PH: The PlayStation 3 is the only format that can do full HD, true HD. So it’s obviously to our advantage to take advantage of that … where appropriate. And it doesn’t require that every game be 1080p, because I think that some games actually look better at 720p depending on the style of the game, depending on the pixel rendering or pixel shading that’s been adopted.
But I was being a little bit cheeky [discussing 1080p so much during the event] because one of our friendly competitors made a very bold statement, saying that that there’s no way that we will be able to do [1080p] at launch. So we thought it was appropriate to, rather than get all emotional about it, just give it [1080p] a nudge.
GP: What does Sony have, as a company, that Microsoft doesn’t?
PH: You know, we have had….I’m going to answer your question! But we’ve had a couple of accusations of sounding arrogant. So I’ve been very careful about answering that question.
One of the things that we do have, and we would never rely upon it, but we do have 200 million plus PlayStation 1 and PlayStation 2 sales worldwide. And that gives us a very loyal fan base, who we could never upset and never take advantage of, but it gives us some fans who love what we do, and push us really hard to do the best that we can do. And they have been pushing us. I read the forums, and the newsgroups — possibly some of the same ones that you read. And we’ve had some justifiable criticisms, and I won’t try to defend that.
But what we do have is that ultimate fan base of people who want us to do a good job. So that’s actually quite important. We’ve also got industry support, we’ve got worldwide studios as you’ve seen today, who are doing some incredible stuff and really leading the charge in making the PlayStation 3 shine as much as it can. And that makes a difference.

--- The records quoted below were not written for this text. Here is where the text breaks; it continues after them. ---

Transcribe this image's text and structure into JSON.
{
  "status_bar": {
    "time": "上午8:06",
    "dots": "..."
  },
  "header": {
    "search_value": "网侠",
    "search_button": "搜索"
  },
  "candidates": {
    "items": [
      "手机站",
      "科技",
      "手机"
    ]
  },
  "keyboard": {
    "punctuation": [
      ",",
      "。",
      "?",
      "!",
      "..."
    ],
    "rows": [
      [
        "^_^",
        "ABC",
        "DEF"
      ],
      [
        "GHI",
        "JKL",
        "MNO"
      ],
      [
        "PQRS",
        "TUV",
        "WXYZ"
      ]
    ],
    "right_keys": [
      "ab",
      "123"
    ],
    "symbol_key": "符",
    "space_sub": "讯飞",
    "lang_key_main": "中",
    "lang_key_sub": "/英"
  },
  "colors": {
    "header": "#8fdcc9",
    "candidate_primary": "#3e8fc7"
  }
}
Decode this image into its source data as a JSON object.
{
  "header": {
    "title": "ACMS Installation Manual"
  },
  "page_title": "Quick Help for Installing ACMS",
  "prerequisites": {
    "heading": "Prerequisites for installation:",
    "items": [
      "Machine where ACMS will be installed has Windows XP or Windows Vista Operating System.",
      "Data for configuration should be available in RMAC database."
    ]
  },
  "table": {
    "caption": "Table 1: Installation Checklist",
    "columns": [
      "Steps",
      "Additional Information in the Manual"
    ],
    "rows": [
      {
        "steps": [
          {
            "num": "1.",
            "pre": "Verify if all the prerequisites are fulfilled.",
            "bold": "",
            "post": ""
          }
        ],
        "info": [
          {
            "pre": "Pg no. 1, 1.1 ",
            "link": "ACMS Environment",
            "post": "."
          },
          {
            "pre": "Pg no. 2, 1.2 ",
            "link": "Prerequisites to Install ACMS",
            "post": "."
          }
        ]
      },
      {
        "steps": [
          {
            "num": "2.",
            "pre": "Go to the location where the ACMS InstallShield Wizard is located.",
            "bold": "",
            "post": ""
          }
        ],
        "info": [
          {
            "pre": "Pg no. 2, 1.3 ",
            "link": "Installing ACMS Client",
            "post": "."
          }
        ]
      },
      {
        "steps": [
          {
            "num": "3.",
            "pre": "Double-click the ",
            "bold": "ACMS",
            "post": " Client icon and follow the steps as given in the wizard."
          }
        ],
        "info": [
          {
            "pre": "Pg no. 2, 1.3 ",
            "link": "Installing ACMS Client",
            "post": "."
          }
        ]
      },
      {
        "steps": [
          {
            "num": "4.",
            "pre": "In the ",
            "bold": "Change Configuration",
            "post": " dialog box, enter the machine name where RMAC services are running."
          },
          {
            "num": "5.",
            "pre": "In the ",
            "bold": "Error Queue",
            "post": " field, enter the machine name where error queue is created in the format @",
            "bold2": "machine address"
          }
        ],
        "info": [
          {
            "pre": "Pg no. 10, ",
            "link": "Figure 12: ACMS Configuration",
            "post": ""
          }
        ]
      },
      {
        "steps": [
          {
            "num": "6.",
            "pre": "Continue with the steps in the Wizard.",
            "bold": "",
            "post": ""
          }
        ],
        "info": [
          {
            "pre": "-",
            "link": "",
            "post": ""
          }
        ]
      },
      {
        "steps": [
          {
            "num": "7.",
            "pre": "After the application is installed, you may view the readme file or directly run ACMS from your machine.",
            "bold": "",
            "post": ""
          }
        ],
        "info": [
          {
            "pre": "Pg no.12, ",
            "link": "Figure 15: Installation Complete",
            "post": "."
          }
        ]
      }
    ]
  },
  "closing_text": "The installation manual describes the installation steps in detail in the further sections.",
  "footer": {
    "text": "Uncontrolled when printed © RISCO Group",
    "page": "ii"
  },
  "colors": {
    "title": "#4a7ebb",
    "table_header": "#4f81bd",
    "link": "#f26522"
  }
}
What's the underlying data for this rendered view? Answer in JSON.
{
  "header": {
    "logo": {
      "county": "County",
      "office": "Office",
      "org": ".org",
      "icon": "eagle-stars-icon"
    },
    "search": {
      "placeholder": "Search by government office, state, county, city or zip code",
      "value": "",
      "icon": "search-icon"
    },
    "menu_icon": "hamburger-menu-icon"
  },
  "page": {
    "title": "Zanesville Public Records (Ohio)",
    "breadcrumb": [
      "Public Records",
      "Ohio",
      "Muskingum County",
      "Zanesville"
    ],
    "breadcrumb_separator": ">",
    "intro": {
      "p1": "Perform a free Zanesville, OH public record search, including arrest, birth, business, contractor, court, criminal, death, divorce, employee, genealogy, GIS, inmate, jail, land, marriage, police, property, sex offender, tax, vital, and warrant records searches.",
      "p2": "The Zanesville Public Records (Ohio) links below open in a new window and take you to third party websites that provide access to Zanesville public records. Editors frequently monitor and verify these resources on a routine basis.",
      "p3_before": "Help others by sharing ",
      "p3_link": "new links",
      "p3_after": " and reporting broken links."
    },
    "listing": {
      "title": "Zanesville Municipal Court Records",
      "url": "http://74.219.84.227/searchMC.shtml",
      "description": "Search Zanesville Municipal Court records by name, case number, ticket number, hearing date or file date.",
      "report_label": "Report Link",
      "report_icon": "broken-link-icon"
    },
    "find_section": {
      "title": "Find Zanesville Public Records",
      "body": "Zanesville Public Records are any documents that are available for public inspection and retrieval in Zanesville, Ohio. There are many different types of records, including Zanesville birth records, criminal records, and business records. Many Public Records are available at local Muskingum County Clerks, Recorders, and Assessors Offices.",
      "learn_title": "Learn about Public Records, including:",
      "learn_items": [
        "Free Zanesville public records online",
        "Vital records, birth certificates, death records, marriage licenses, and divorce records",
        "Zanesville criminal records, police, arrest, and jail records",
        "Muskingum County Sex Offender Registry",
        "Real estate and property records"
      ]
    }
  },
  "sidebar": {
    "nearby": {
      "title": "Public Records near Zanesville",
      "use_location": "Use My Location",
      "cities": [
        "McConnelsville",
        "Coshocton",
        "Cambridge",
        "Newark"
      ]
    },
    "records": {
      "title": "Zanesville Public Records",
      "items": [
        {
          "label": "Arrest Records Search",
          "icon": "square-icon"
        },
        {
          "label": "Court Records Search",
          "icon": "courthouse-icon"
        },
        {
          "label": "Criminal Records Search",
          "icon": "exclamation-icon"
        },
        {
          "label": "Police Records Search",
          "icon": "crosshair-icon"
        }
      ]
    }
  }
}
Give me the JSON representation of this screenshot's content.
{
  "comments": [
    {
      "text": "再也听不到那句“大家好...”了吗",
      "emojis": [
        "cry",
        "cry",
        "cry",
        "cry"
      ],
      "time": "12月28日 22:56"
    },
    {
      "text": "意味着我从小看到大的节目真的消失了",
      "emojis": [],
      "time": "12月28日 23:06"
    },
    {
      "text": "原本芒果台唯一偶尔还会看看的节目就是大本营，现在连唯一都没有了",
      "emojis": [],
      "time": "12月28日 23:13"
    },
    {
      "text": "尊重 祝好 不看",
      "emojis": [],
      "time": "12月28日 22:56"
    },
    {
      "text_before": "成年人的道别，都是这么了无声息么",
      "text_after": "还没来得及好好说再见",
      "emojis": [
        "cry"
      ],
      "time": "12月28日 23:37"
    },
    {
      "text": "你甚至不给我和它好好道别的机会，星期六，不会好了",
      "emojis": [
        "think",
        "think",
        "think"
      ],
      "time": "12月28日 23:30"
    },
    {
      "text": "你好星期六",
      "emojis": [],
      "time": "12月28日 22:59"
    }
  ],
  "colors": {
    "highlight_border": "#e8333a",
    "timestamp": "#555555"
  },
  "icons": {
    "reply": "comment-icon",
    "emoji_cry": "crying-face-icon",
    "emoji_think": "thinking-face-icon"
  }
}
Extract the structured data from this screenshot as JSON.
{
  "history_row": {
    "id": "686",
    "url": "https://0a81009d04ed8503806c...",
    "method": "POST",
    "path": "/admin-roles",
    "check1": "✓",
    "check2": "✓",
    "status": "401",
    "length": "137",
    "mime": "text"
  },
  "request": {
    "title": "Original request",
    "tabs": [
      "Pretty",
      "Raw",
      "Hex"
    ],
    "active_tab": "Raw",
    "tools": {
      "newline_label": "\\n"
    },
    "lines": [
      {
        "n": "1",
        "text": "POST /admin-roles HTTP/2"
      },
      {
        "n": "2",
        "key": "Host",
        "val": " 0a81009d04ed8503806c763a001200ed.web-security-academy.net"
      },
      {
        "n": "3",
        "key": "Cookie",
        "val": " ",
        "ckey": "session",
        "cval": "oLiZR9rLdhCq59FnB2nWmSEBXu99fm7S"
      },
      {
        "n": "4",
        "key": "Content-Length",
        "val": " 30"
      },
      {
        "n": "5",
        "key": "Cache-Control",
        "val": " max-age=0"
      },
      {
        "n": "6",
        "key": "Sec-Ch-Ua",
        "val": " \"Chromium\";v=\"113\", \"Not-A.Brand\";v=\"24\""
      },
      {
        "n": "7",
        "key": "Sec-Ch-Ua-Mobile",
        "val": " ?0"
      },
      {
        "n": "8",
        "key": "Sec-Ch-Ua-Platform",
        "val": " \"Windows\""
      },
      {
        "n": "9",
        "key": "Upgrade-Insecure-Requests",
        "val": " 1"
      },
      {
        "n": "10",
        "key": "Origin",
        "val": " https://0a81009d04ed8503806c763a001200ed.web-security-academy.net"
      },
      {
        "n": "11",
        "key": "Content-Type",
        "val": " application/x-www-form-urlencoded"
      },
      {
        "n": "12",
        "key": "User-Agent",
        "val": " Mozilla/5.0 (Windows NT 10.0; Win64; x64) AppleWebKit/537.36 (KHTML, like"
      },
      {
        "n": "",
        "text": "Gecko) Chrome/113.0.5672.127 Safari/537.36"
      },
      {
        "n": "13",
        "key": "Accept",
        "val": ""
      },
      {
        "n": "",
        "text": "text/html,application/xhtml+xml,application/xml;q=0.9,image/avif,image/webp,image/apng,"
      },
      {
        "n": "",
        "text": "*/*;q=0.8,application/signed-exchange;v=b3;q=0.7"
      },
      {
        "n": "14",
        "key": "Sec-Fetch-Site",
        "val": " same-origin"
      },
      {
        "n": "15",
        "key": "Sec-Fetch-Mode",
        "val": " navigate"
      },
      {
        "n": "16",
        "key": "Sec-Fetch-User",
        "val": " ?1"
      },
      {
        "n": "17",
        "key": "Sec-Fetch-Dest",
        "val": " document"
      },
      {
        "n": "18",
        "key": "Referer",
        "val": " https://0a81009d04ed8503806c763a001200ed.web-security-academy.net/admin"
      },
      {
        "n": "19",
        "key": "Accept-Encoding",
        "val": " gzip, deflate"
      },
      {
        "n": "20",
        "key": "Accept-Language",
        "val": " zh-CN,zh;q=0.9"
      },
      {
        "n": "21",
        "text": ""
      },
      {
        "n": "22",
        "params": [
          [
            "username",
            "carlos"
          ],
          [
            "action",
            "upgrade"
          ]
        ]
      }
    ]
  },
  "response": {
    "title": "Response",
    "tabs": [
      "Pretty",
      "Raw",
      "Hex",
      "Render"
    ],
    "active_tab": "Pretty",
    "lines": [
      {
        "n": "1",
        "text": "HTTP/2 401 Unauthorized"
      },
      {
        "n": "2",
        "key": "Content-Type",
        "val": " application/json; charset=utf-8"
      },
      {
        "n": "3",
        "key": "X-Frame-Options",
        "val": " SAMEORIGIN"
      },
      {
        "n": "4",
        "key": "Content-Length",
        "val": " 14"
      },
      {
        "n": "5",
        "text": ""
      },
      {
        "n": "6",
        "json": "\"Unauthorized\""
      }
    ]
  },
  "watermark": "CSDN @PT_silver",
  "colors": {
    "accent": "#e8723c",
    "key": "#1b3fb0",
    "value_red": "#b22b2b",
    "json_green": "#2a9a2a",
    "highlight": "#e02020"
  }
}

There was an interesting report issued a couple of days ago by Merryll Lynch which observed that Sony Computer Entertainment’s internal development resources are as large as Microsoft’s and Nintendo’s combined. Obviously I know what our numbers are, but I didn’t know where the [competitors] were at. So that’s a tremendous power that we have. We have 14 studios worldwide and about 2200 people at last count, and all of those studios share common technology, common tools, and that really helps.
From a product point of view, I think you saw earlier on when I did a quick whiz across the “cross media bar,” that we’ve got some really consumer-friendly functionality built into the console, before you even buy a game. “Do I want PlayStation 3 to be my digital…life center?” You know what I mean. And I think that there are more things in PlayStation 3 that give people who buy it more reason to use it more often. Not very eloquent, but you understand.
What else do we have? Ken Kutaragi! We have somebody who is visionary and equally brutal in his demands that we achieve that vision. Which is…sometimes a challenge, but never a dull moment, you know?
GP: Speaking of Ken Kutaragi, he was quoted in an interview with PC Watch magazine a few months ago speaking about possible hardware upgrades for the PS3, such as a better video card, maybe more RAM or a Blu-ray burner? Is that a direction that Sony is interested in pursuing with the PS3, making it more of a consumer personal computer?
PH: Definitely from a software point of view, PlayStation 3 will grow over time, just as we’ve made upgrades available for the PSP to add functionality. I can’t comment on the hardware strategy, but whatever we do, if we do it, when we do it, the key thing is going to be maintaining the existing library of games. So, nobody need worry that they’re going to be left behind.
GP: What do you say to gamers who don’t care about Blu-ray movies but would rather have a cheaper console?
PH: That’s a great question. I can understand that. There’s this sort of misunderstanding that the Blu-ray disc player for movies is somehow burdening the console with unnecessary cost. That is completely not true. We put our Blu-ray Disc functionality in the console purely from a game design point of view. Once we had that storage capacity on Blu-ray Disc, adding the movie playback functionality was extremely cost-effective, [the cost] is actually non-existent.
So games like Resistance which, as a launch title, is up to 20-something gigabytes already. And that’s day one — think about four years, six years from now. We’ll be pushing the 50 gigabyte limit with dual-layer Blu-ray very quickly. So we absolutely need it as game designers, and in that regard, the consumer is getting the movie functionality effectively for free.